Let us now look at a passage of Scripture that uses this “concept” of driving a peg firmly and try to grasp the meaning of faith from Hebraic perspectives.

“I will drive him like a peg into a firm place, he will be a seat of honor for the house of his father.” Isa 22:23

Here we have the peg being driven into a “firm” place. The Hebrew word translated as “firm” here is the verb אמן aman which literally means “to be firm or sure” (BDB Dictionary). This verb aman is used 110 times in the Tanak. The noun that derives from aman is Enfma emunah and means “faith.”

Let us now look at another passage using this same verb and see what it says.

Avram believed Adonai, and he credited it to him as righteousness (Gen 15:6)

The interlinear translation reads, 

וְהֶאֱמִ֖ן and he believed ביהוה in Yehovah וַיַּחְשְׁבֶ֥הָ and it was considered לֹּ֖ו for his צְדָקָֽה righteousness

The word “believed” is the very same Hebrew verb “aman”. The picture we have from this is that Avram was firm in his obedience to YHVH. Just as a stake driven in firm ground supports the tent even in a storm, Avram was firm in his faith. The question we now ask is, How did Abram remain firm? The verse just before states;
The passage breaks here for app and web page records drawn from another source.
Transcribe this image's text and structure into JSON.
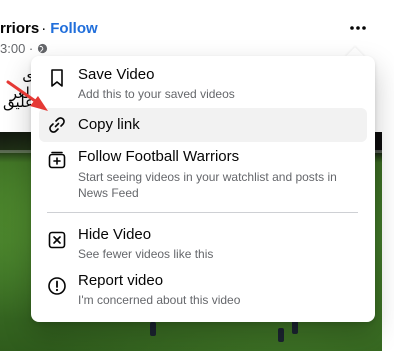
{
  "post": {
    "author_fragment": "rriors",
    "separator": "·",
    "follow_label": "Follow",
    "time_fragment": "3:00 ·",
    "arabic_line_1": "ى العر",
    "arabic_line_2": "علیق"
  },
  "menu": {
    "items": [
      {
        "title": "Save Video",
        "subtitle": "Add this to your saved videos",
        "icon": "bookmark-icon"
      },
      {
        "title": "Copy link",
        "subtitle": "",
        "icon": "link-icon"
      },
      {
        "title": "Follow Football Warriors",
        "subtitle": "Start seeing videos in your watchlist and posts in News Feed",
        "icon": "follow-add-icon"
      },
      {
        "title": "Hide Video",
        "subtitle": "See fewer videos like this",
        "icon": "hide-x-icon"
      },
      {
        "title": "Report video",
        "subtitle": "I'm concerned about this video",
        "icon": "report-alert-icon"
      }
    ]
  },
  "colors": {
    "accent": "#216fdb",
    "hover": "#f2f2f2",
    "annotation_arrow": "#e53935"
  }
}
And He took him outside and said, “Look up at the heavens and count the stars, if indeed you can count them.” Then he said to him, “So shall your offspring be.” Avram believed Yehovah, and He considered it to him as righteousness. Gen 15:5-6

We usually read this to mean that Avram believed Elohim’s promise in verse 5 and the fact that he believed was considered for his righteousness. The problem with this concept of faith is that the Hebrew verb “aman” means more than just knowing something to be true or to exist.
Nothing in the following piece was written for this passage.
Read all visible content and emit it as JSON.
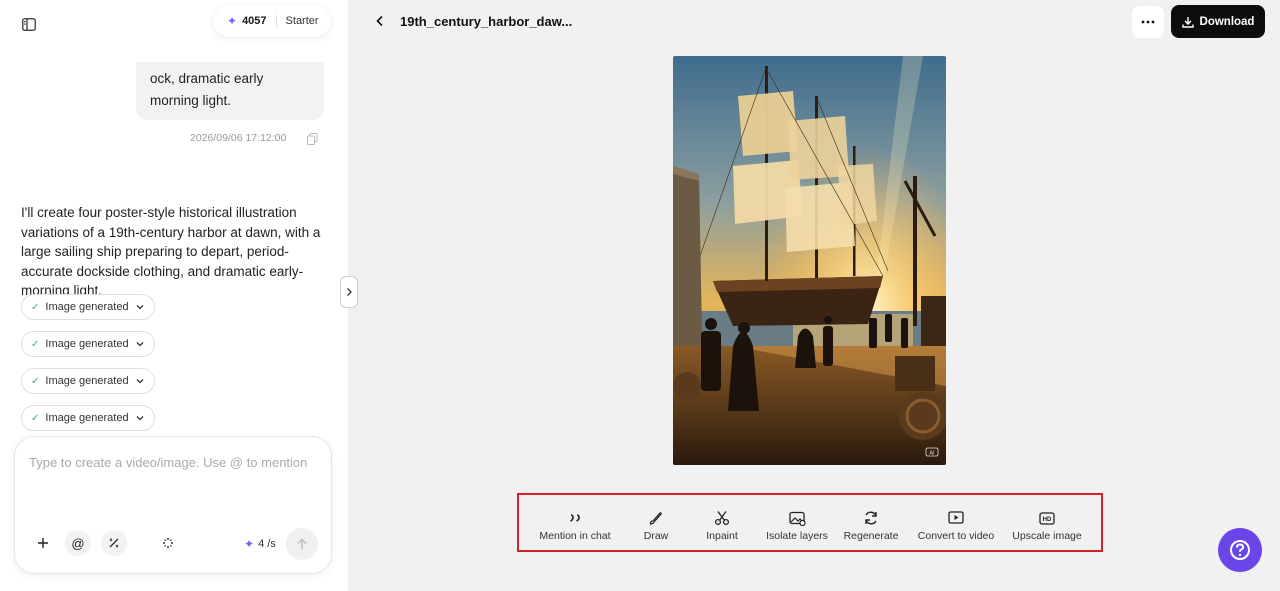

Many people believe that just because they “believe” that God exists and He is the Creator of the universe is sufficient for their faith. But, satan believes the same, moreover, he knows God exists and that He created the universe; satan knows he was created on the second day of Creation.

Many people “believe” that Jesus was the son of God and this is sufficient for their faith, but satan believes that, too, moreover, he knew that, he wanted to get Him killed.
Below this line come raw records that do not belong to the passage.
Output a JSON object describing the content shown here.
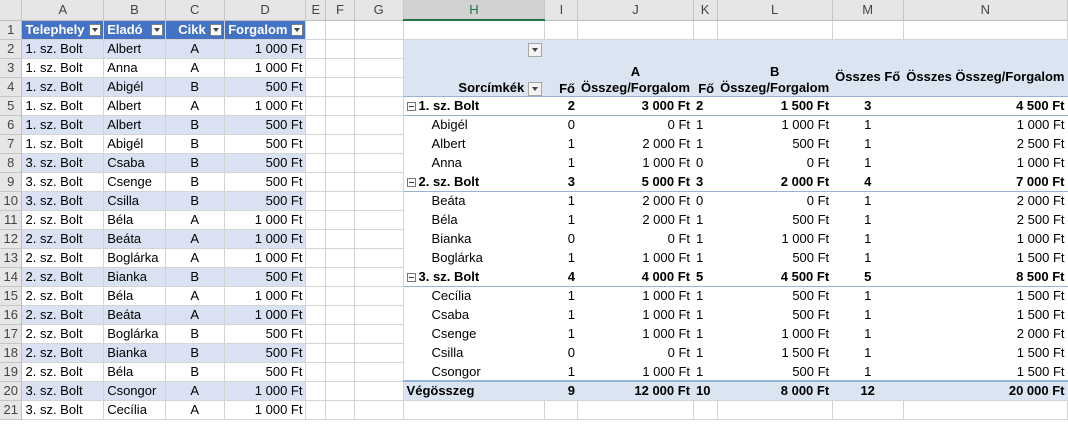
{
  "columns": [
    "A",
    "B",
    "C",
    "D",
    "E",
    "F",
    "G",
    "H",
    "I",
    "J",
    "K",
    "L",
    "M",
    "N"
  ],
  "rows": [
    "1",
    "2",
    "3",
    "4",
    "5",
    "6",
    "7",
    "8",
    "9",
    "10",
    "11",
    "12",
    "13",
    "14",
    "15",
    "16",
    "17",
    "18",
    "19",
    "20",
    "21"
  ],
  "table": {
    "headers": [
      "Telephely",
      "Eladó",
      "Cikk",
      "Forgalom"
    ],
    "rows": [
      [
        "1. sz. Bolt",
        "Albert",
        "A",
        "1 000 Ft"
      ],
      [
        "1. sz. Bolt",
        "Anna",
        "A",
        "1 000 Ft"
      ],
      [
        "1. sz. Bolt",
        "Abigél",
        "B",
        "500 Ft"
      ],
      [
        "1. sz. Bolt",
        "Albert",
        "A",
        "1 000 Ft"
      ],
      [
        "1. sz. Bolt",
        "Albert",
        "B",
        "500 Ft"
      ],
      [
        "1. sz. Bolt",
        "Abigél",
        "B",
        "500 Ft"
      ],
      [
        "3. sz. Bolt",
        "Csaba",
        "B",
        "500 Ft"
      ],
      [
        "3. sz. Bolt",
        "Csenge",
        "B",
        "500 Ft"
      ],
      [
        "3. sz. Bolt",
        "Csilla",
        "B",
        "500 Ft"
      ],
      [
        "2. sz. Bolt",
        "Béla",
        "A",
        "1 000 Ft"
      ],
      [
        "2. sz. Bolt",
        "Beáta",
        "A",
        "1 000 Ft"
      ],
      [
        "2. sz. Bolt",
        "Boglárka",
        "A",
        "1 000 Ft"
      ],
      [
        "2. sz. Bolt",
        "Bianka",
        "B",
        "500 Ft"
      ],
      [
        "2. sz. Bolt",
        "Béla",
        "A",
        "1 000 Ft"
      ],
      [
        "2. sz. Bolt",
        "Beáta",
        "A",
        "1 000 Ft"
      ],
      [
        "2. sz. Bolt",
        "Boglárka",
        "B",
        "500 Ft"
      ],
      [
        "2. sz. Bolt",
        "Bianka",
        "B",
        "500 Ft"
      ],
      [
        "2. sz. Bolt",
        "Béla",
        "B",
        "500 Ft"
      ],
      [
        "3. sz. Bolt",
        "Csongor",
        "A",
        "1 000 Ft"
      ],
      [
        "3. sz. Bolt",
        "Cecília",
        "A",
        "1 000 Ft"
      ]
    ]
  },
  "pivot": {
    "col_a": "A",
    "col_b": "B",
    "row_labels": "Sorcímkék",
    "fo": "Fő",
    "sum_label": "Összeg/Forgalom",
    "total_fo": "Összes Fő",
    "total_sum": "Összes Összeg/Forgalom",
    "rows": [
      {
        "type": "group",
        "label": "1. sz. Bolt",
        "v": [
          "2",
          "3 000 Ft",
          "2",
          "1 500 Ft",
          "3",
          "4 500 Ft"
        ]
      },
      {
        "type": "item",
        "label": "Abigél",
        "v": [
          "0",
          "0 Ft",
          "1",
          "1 000 Ft",
          "1",
          "1 000 Ft"
        ]
      },
      {
        "type": "item",
        "label": "Albert",
        "v": [
          "1",
          "2 000 Ft",
          "1",
          "500 Ft",
          "1",
          "2 500 Ft"
        ]
      },
      {
        "type": "item",
        "label": "Anna",
        "v": [
          "1",
          "1 000 Ft",
          "0",
          "0 Ft",
          "1",
          "1 000 Ft"
        ]
      },
      {
        "type": "group",
        "label": "2. sz. Bolt",
        "v": [
          "3",
          "5 000 Ft",
          "3",
          "2 000 Ft",
          "4",
          "7 000 Ft"
        ]
      },
      {
        "type": "item",
        "label": "Beáta",
        "v": [
          "1",
          "2 000 Ft",
          "0",
          "0 Ft",
          "1",
          "2 000 Ft"
        ]
      },
      {
        "type": "item",
        "label": "Béla",
        "v": [
          "1",
          "2 000 Ft",
          "1",
          "500 Ft",
          "1",
          "2 500 Ft"
        ]
      },
      {
        "type": "item",
        "label": "Bianka",
        "v": [
          "0",
          "0 Ft",
          "1",
          "1 000 Ft",
          "1",
          "1 000 Ft"
        ]
      },
      {
        "type": "item",
        "label": "Boglárka",
        "v": [
          "1",
          "1 000 Ft",
          "1",
          "500 Ft",
          "1",
          "1 500 Ft"
        ]
      },
      {
        "type": "group",
        "label": "3. sz. Bolt",
        "v": [
          "4",
          "4 000 Ft",
          "5",
          "4 500 Ft",
          "5",
          "8 500 Ft"
        ]
      },
      {
        "type": "item",
        "label": "Cecília",
        "v": [
          "1",
          "1 000 Ft",
          "1",
          "500 Ft",
          "1",
          "1 500 Ft"
        ]
      },
      {
        "type": "item",
        "label": "Csaba",
        "v": [
          "1",
          "1 000 Ft",
          "1",
          "500 Ft",
          "1",
          "1 500 Ft"
        ]
      },
      {
        "type": "item",
        "label": "Csenge",
        "v": [
          "1",
          "1 000 Ft",
          "1",
          "1 000 Ft",
          "1",
          "2 000 Ft"
        ]
      },
      {
        "type": "item",
        "label": "Csilla",
        "v": [
          "0",
          "0 Ft",
          "1",
          "1 500 Ft",
          "1",
          "1 500 Ft"
        ]
      },
      {
        "type": "item",
        "label": "Csongor",
        "v": [
          "1",
          "1 000 Ft",
          "1",
          "500 Ft",
          "1",
          "1 500 Ft"
        ]
      }
    ],
    "grand_total": {
      "label": "Végösszeg",
      "v": [
        "9",
        "12 000 Ft",
        "10",
        "8 000 Ft",
        "12",
        "20 000 Ft"
      ]
    }
  },
  "colors": {
    "table_header": "#4472c4",
    "table_band": "#d9e1f2",
    "pivot_header": "#dbe5f1",
    "selected_header": "#217346"
  }
}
They also “believe” in addition to this that Jesus died on the cross for their sins and this is sufficient for their faith, but satan believes that, too, moreover, he knew that, he sent Him on the cross.

Therefore, we see that for many faith is an abstract word, a thought in mind. We see that, as it may sound cynically, there is no difference between what they “believe” and what satan believes. So, what should be the difference?

In order to understand it, let us ask the question: Why did Elohim give this promise to Avram?

I will make your descendants as numerous as the stars in the sky and I will give them all these lands, and through your offspring all nations on earth will be blessed, because Avraham obeyed me and kept my requirements, my commands, my decrees and my Torot. Gen 26:4-5

Elohim made this promise to Avram not because he just “believed” in YHVH’s promise but because he was firm in his obedience. The Hebrew in Genesis 15:6 does not say Avram just believed what YHVH was saying, it says he was firm in YHVH and from Genesis 26:5 we see that he was firm in his obedience to the Torah. This means that faith in YHVH is obedience to His Torah. And this must be the difference: obedience to YHVH’s Torah.

In conclusion, we understand that faith is not a thought we have in our minds. It is not a mental exercise, but concrete actions in doing the will of Elohim. And His will for us is to walk in righteousness, and we walk in righteousness when we do His commands. For more insight on this, read the article Misunderstanding Paul.

Many “believe” that their faith cannot be questioned and correctly so, since this is a thought and thoughts cannot be questioned. However, from Hebraic perspectives emunah, firmness, can be questioned and even tested as the Messiah will test us to see whether our pegs have been driven firmly into the ground.

In the article Hope from Hebraic perspectives we studied the meaning of the Hebrew word tikvah, hope, and learned that its literal meaning is that of cord or rope, as a tent rope. Hence, tikva and emunah are essential for how we stand before YHVH.

May we merit seeing the coming of our Mashiach speedily in our days.